As anticipated, the RFCs (River Forecast Centers) forecast of higher streamflows this weekend into this week came to fruition. This was partially due to snowmelt and partially due to widespread rain yesterday adding to the swollen rivers. Additionally, there was a release at Pueblo Dam, which cause some minor lowland flooding at Avondale. Runoff from yesterdays’ storms really spiked some gages, so with heavier rainfall anticipated today, another round of storms tomorrow and saturated soils, a High threat has been issued for bankfull, high elevation streams and rivers. This includes the upper Colorado and Arkansas Rivers. While only minor lowland flooding is anticipated, the swift movement of the rivers will likely cause banks to become unstable and increase debris in the water. Please use extreme caution this next week with all water activities. For the latest on the riverine flood threat, check out the real-time AHPS gage heights and follow your local NWS office for warnings and advisories.

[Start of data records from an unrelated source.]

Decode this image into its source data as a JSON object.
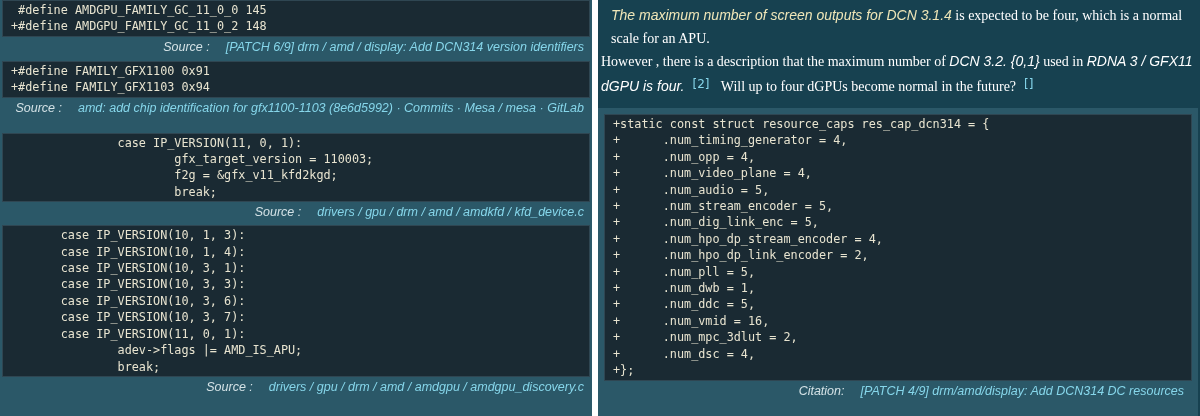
{
  "left_panel": {
    "sections": [
      {
        "code": [
          " #define AMDGPU_FAMILY_GC_11_0_0 145",
          "+#define AMDGPU_FAMILY_GC_11_0_2 148"
        ],
        "source_label": "Source :",
        "source_link": "[PATCH 6/9] drm / amd / display: Add DCN314 version identifiers"
      },
      {
        "code": [
          "+#define FAMILY_GFX1100 0x91",
          "+#define FAMILY_GFX1103 0x94"
        ],
        "source_label": "Source :",
        "source_link": "amd: add chip identification for gfx1100-1103 (8e6d5992) · Commits · Mesa / mesa · GitLab"
      },
      {
        "code": [
          "               case IP_VERSION(11, 0, 1):",
          "                       gfx_target_version = 110003;",
          "                       f2g = &gfx_v11_kfd2kgd;",
          "                       break;"
        ],
        "source_label": "Source :",
        "source_link": "drivers / gpu / drm / amd / amdkfd / kfd_device.c"
      },
      {
        "code": [
          "       case IP_VERSION(10, 1, 3):",
          "       case IP_VERSION(10, 1, 4):",
          "       case IP_VERSION(10, 3, 1):",
          "       case IP_VERSION(10, 3, 3):",
          "       case IP_VERSION(10, 3, 6):",
          "       case IP_VERSION(10, 3, 7):",
          "       case IP_VERSION(11, 0, 1):",
          "               adev->flags |= AMD_IS_APU;",
          "               break;"
        ],
        "source_label": "Source :",
        "source_link": "drivers / gpu / drm / amd / amdgpu / amdgpu_discovery.c"
      }
    ]
  },
  "right_panel": {
    "paragraphs": [
      [
        {
          "kind": "highlight",
          "text": "The maximum number of screen outputs for DCN 3.1.4"
        },
        {
          "kind": "plain",
          "text": " is expected to be four, which is a normal scale for an APU."
        }
      ],
      [
        {
          "kind": "plain",
          "text": "However , there is a description that the maximum number of "
        },
        {
          "kind": "italic",
          "text": "DCN 3.2. {0,1}"
        },
        {
          "kind": "plain",
          "text": " used in "
        },
        {
          "kind": "italic",
          "text": "RDNA 3 / GFX11 dGPU is four."
        },
        {
          "kind": "ref",
          "text": "[2]"
        },
        {
          "kind": "plain",
          "text": " Will up to four dGPUs become normal in the future?"
        },
        {
          "kind": "ref",
          "text": "[]"
        }
      ]
    ],
    "code": [
      "+static const struct resource_caps res_cap_dcn314 = {",
      "+      .num_timing_generator = 4,",
      "+      .num_opp = 4,",
      "+      .num_video_plane = 4,",
      "+      .num_audio = 5,",
      "+      .num_stream_encoder = 5,",
      "+      .num_dig_link_enc = 5,",
      "+      .num_hpo_dp_stream_encoder = 4,",
      "+      .num_hpo_dp_link_encoder = 2,",
      "+      .num_pll = 5,",
      "+      .num_dwb = 1,",
      "+      .num_ddc = 5,",
      "+      .num_vmid = 16,",
      "+      .num_mpc_3dlut = 2,",
      "+      .num_dsc = 4,",
      "+};"
    ],
    "citation_label": "Citation:",
    "citation_link": "[PATCH 4/9] drm/amd/display: Add DCN314 DC resources"
  }
}
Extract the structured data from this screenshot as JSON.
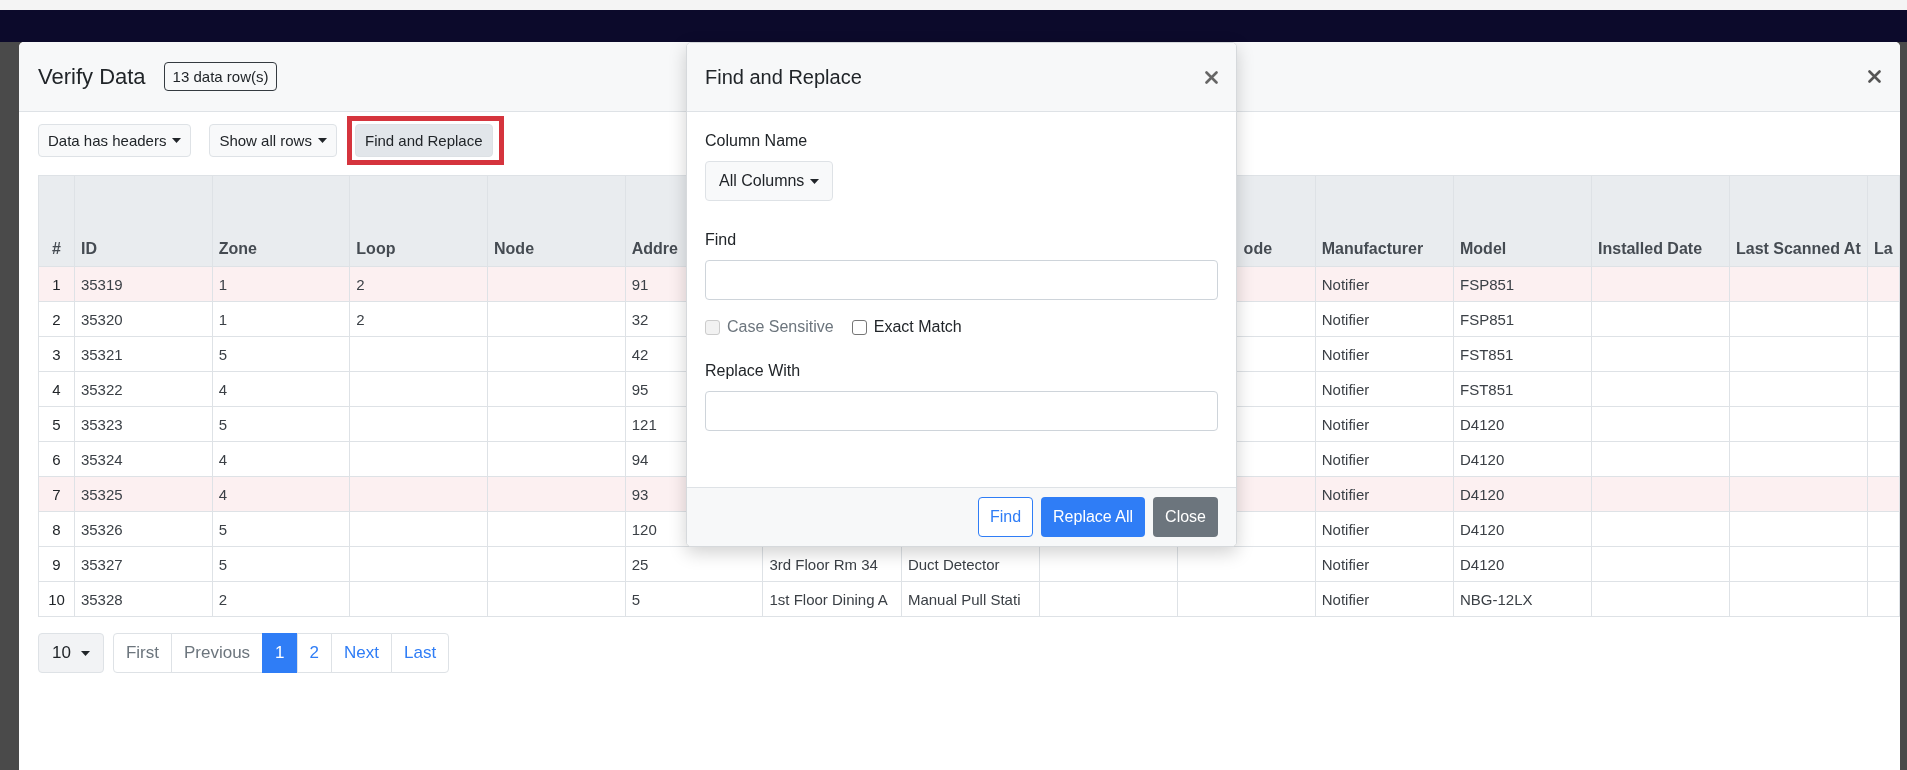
{
  "modal": {
    "title": "Verify Data",
    "badge": "13 data row(s)"
  },
  "toolbar": [
    {
      "label": "Data has headers",
      "kind": "dropdown",
      "annotated": false
    },
    {
      "label": "Show all rows",
      "kind": "dropdown",
      "annotated": false
    },
    {
      "label": "Find and Replace",
      "kind": "button",
      "annotated": true
    }
  ],
  "table": {
    "columns": [
      {
        "label": "#"
      },
      {
        "label": "ID"
      },
      {
        "label": "Zone"
      },
      {
        "label": "Loop"
      },
      {
        "label": "Node"
      },
      {
        "label": "Addre"
      },
      {},
      {},
      {},
      {
        "label": "ode"
      },
      {
        "label": "Manufacturer"
      },
      {
        "label": "Model"
      },
      {
        "label": "Installed Date"
      },
      {
        "label": "Last Scanned At"
      },
      {
        "label": "La"
      }
    ],
    "rows": [
      {
        "cells": [
          "1",
          "35319",
          "1",
          "2",
          null,
          "91",
          null,
          null,
          null,
          null,
          "Notifier",
          "FSP851",
          null,
          null,
          null
        ],
        "highlighted": true
      },
      {
        "cells": [
          "2",
          "35320",
          "1",
          "2",
          null,
          "32",
          null,
          null,
          null,
          null,
          "Notifier",
          "FSP851",
          null,
          null,
          null
        ],
        "highlighted": false
      },
      {
        "cells": [
          "3",
          "35321",
          "5",
          null,
          null,
          "42",
          null,
          null,
          null,
          null,
          "Notifier",
          "FST851",
          null,
          null,
          null
        ],
        "highlighted": false
      },
      {
        "cells": [
          "4",
          "35322",
          "4",
          null,
          null,
          "95",
          null,
          null,
          null,
          null,
          "Notifier",
          "FST851",
          null,
          null,
          null
        ],
        "highlighted": false
      },
      {
        "cells": [
          "5",
          "35323",
          "5",
          null,
          null,
          "121",
          null,
          null,
          null,
          null,
          "Notifier",
          "D4120",
          null,
          null,
          null
        ],
        "highlighted": false
      },
      {
        "cells": [
          "6",
          "35324",
          "4",
          null,
          null,
          "94",
          null,
          null,
          null,
          null,
          "Notifier",
          "D4120",
          null,
          null,
          null
        ],
        "highlighted": false
      },
      {
        "cells": [
          "7",
          "35325",
          "4",
          null,
          null,
          "93",
          null,
          null,
          null,
          null,
          "Notifier",
          "D4120",
          null,
          null,
          null
        ],
        "highlighted": true
      },
      {
        "cells": [
          "8",
          "35326",
          "5",
          null,
          null,
          "120",
          null,
          null,
          null,
          null,
          "Notifier",
          "D4120",
          null,
          null,
          null
        ],
        "highlighted": false
      },
      {
        "cells": [
          "9",
          "35327",
          "5",
          null,
          null,
          "25",
          "3rd Floor Rm 34",
          "Duct Detector",
          null,
          null,
          "Notifier",
          "D4120",
          null,
          null,
          null
        ],
        "highlighted": false
      },
      {
        "cells": [
          "10",
          "35328",
          "2",
          null,
          null,
          "5",
          "1st Floor Dining A",
          "Manual Pull Stati",
          null,
          null,
          "Notifier",
          "NBG-12LX",
          null,
          null,
          null
        ],
        "highlighted": false
      }
    ]
  },
  "page_size": "10",
  "pagination": [
    {
      "label": "First",
      "selected": false,
      "disabled": true
    },
    {
      "label": "Previous",
      "selected": false,
      "disabled": true
    },
    {
      "label": "1",
      "selected": true,
      "disabled": false
    },
    {
      "label": "2",
      "selected": false,
      "disabled": false
    },
    {
      "label": "Next",
      "selected": false,
      "disabled": false
    },
    {
      "label": "Last",
      "selected": false,
      "disabled": false
    }
  ],
  "dialog": {
    "title": "Find and Replace",
    "column_label": "Column Name",
    "column_select": "All Columns",
    "find_label": "Find",
    "options": [
      {
        "label": "Case Sensitive",
        "checked": false,
        "disabled": true
      },
      {
        "label": "Exact Match",
        "checked": false,
        "disabled": false
      }
    ],
    "replace_label": "Replace With",
    "buttons": [
      {
        "label": "Find",
        "kind": "outline"
      },
      {
        "label": "Replace All",
        "kind": "primary"
      },
      {
        "label": "Close",
        "kind": "secondary"
      }
    ]
  }
}
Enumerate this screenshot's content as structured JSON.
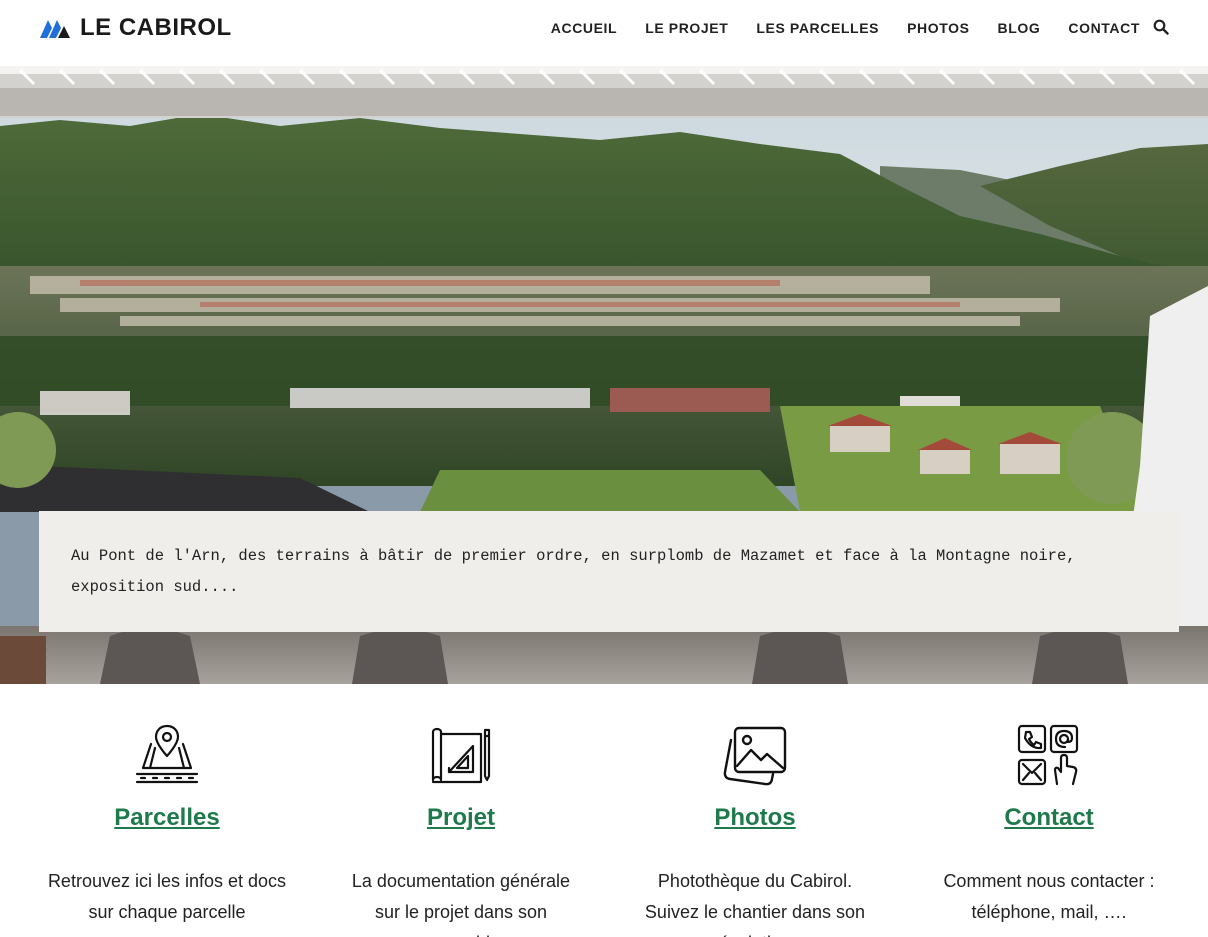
{
  "brand": {
    "name": "LE CABIROL",
    "logo_icon": "mountain-logo-icon",
    "logo_color": "#1e6fd9"
  },
  "nav": {
    "items": [
      "ACCUEIL",
      "LE PROJET",
      "LES PARCELLES",
      "PHOTOS",
      "BLOG",
      "CONTACT"
    ],
    "search_icon": "search-icon"
  },
  "hero": {
    "caption": "Au Pont de l'Arn, des terrains à bâtir de premier ordre, en surplomb de Mazamet et face à la Montagne noire, exposition sud...."
  },
  "features": [
    {
      "icon": "map-pin-plot-icon",
      "title": "Parcelles",
      "description": "Retrouvez ici les infos et docs sur chaque parcelle"
    },
    {
      "icon": "blueprint-icon",
      "title": "Projet",
      "description": "La documentation générale sur le projet dans son ensemble"
    },
    {
      "icon": "photo-gallery-icon",
      "title": "Photos",
      "description": "Photothèque du Cabirol. Suivez le chantier dans son évolution"
    },
    {
      "icon": "contact-channels-icon",
      "title": "Contact",
      "description": "Comment nous contacter : téléphone, mail, …."
    }
  ],
  "colors": {
    "accent_green": "#1e7a4b",
    "caption_bg": "#efeeea"
  }
}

Event #1: Tuesday (7/2)

Elevated Threat as low level moisture remains over eastern Colorado and slow steering winds will promote local heavy rainfall for another day.  

Storms for the most part will be confined to the higher terrains tomorrow. There will likely be some activity over the adjacent eastern plains along the Palmer and Raton Ridges. Without any extra mid-level energy, the mountains and ridges will provide the lift for the storms. Rainfall rates will likely be more gradual than today, so widespread flooding is not anticipated. However, rain rates are expected to be high enough to cause flooding issues over recent burn scars in the Southeast Mountains. These areas will be susceptible to flash flooding and mud flows/debris slides for one more day. Please tune into the FTB tomorrow for more details. Elsewhere over the mountains, expect an increase in runoff due to two days of rainfall. This will also increase the chances for mud flows and debris slides under stronger storms. High rivers and streams should also be monitored closely, and extreme caution should be used around high and rushing water as banks are likely unstable.


Event #2: Thursday (7/4) – Tuesday (7/9)

No Apparent Threat/Elevated Threat southwest flow returns and a push of the ridge eastwards allows Gulf of Mexico moisture to return to the eastern plains.

Quite a bit of divergence in the models and members for this weekend, but with a trend of an upward tick in moisture, there will be an Elevated flood threat for the 4th of July weekend. A ridge begins to build over the state for the first part of the week. Then as the ridge is pushed east with the trough, an influx of higher PW values over eastern Colorado will be likely. A lee trough sets up on Thursday and Friday, so some severe weather may be possible along the eastern border. The main threats will be gusty winds and large hail. Hard to tell where the moisture will set up over the eastern plains, but storms in the area will likely produce at least moderate rainfall rates with a chance for heavy rainfall. Post frontal upslope flow on Saturday should cause more numerous storms over the mountains, but activity is not anticipated for the adjacent plains at this time. Storm activity on Sunday and Monday is forecast to spill into the adjacent plains with stronger steering flows and an increase in mid-level energy. Please tune back into the FTO on Thursday as models will come into better agreement for the pattern this weekend.